[Stored dataset items]
• • • • • • •
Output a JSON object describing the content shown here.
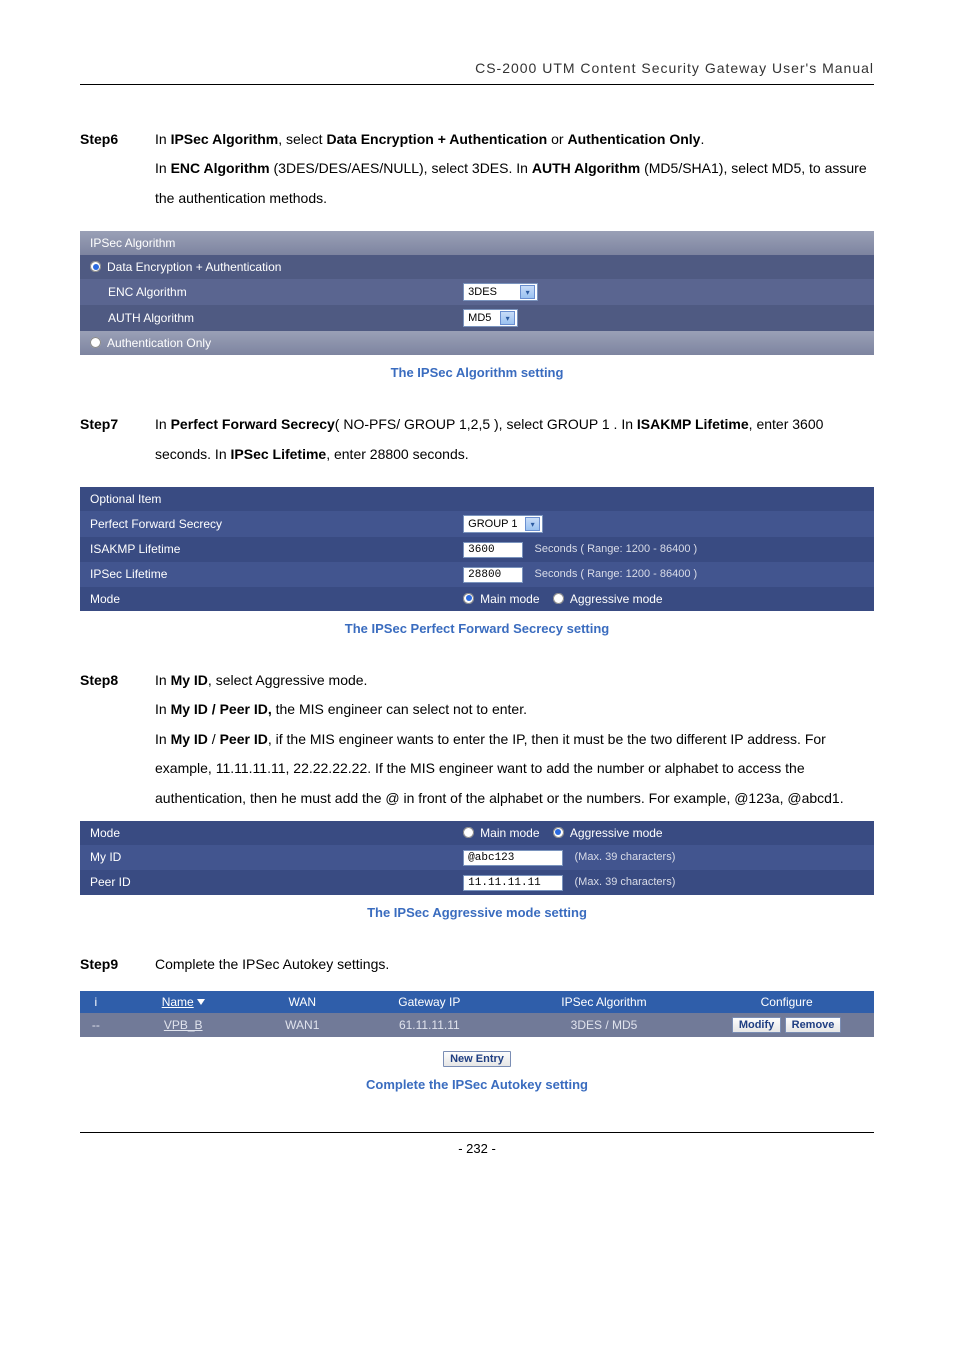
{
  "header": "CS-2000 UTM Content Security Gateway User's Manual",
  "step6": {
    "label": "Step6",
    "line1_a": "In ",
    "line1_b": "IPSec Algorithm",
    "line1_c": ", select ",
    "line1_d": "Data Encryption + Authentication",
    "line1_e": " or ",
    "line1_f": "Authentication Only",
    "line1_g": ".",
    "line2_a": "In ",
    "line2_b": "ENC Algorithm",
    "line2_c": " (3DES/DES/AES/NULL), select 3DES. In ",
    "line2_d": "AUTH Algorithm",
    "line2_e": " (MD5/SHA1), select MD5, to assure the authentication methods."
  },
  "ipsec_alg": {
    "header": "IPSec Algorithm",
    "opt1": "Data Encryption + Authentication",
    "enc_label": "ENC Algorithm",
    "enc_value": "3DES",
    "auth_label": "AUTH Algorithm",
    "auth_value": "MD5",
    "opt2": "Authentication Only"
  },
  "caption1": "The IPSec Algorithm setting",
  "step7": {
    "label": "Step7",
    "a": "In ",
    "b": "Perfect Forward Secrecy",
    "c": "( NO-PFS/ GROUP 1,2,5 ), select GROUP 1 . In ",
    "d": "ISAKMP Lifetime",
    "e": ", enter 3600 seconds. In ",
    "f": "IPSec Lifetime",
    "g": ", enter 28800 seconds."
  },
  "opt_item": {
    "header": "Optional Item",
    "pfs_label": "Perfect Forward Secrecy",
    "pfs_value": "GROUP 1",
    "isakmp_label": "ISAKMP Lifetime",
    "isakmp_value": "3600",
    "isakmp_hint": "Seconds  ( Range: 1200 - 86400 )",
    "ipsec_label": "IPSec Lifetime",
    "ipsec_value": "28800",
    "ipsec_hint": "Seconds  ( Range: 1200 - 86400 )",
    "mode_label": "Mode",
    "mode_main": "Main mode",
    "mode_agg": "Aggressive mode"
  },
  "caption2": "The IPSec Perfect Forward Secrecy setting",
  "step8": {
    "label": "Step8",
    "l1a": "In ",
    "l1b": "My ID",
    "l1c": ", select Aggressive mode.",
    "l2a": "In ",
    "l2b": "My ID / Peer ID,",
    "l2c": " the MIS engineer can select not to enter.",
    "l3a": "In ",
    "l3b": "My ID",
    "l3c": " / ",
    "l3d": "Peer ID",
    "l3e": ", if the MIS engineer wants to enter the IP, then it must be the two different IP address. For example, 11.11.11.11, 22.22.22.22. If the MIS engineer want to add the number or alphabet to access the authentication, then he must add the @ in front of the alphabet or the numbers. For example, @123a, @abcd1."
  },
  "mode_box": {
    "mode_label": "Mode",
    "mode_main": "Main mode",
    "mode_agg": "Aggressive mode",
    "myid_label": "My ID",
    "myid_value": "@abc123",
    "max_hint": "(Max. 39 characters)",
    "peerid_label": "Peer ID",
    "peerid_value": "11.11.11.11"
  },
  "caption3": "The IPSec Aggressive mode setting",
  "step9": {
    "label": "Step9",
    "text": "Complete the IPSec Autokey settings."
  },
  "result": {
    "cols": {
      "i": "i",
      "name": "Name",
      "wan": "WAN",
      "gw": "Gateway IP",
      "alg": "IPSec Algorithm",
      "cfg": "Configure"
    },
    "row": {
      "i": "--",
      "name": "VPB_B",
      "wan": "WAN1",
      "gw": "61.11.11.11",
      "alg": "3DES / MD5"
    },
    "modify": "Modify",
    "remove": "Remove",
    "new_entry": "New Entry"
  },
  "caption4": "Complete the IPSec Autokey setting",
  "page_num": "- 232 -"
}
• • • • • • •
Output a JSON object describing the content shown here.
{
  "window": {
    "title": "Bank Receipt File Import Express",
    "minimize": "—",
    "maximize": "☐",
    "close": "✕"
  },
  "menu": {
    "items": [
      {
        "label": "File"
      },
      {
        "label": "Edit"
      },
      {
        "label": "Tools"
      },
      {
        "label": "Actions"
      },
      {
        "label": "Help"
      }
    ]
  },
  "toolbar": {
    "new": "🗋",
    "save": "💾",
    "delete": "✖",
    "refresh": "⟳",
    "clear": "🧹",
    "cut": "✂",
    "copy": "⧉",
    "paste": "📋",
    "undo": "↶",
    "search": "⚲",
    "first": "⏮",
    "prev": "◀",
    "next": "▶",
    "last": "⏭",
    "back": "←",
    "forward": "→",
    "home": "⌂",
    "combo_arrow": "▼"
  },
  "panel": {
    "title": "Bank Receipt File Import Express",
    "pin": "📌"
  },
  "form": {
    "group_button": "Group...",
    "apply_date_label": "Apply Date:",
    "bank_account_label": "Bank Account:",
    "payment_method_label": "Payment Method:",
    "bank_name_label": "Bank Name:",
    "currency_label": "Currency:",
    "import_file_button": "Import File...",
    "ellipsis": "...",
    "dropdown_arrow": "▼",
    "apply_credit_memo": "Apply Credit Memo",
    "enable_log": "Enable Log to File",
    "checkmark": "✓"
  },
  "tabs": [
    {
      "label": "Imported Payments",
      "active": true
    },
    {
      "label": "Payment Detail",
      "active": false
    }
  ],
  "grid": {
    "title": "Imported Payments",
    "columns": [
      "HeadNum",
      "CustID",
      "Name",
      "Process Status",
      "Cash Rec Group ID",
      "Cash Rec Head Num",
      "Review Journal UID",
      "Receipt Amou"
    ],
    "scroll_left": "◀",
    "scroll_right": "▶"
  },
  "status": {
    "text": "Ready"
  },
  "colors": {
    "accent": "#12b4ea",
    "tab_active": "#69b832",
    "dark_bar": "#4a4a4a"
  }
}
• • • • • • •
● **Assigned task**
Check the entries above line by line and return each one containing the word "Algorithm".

● **Task answer**
    "line1_b": "IPSec Algorithm",
    "line2_b": "ENC Algorithm",
    "line2_d": "AUTH Algorithm",
    "header": "IPSec Algorithm",
    "enc_label": "ENC Algorithm",
    "auth_label": "AUTH Algorithm",
  "caption1": "The IPSec Algorithm setting",
      "alg": "IPSec Algorithm",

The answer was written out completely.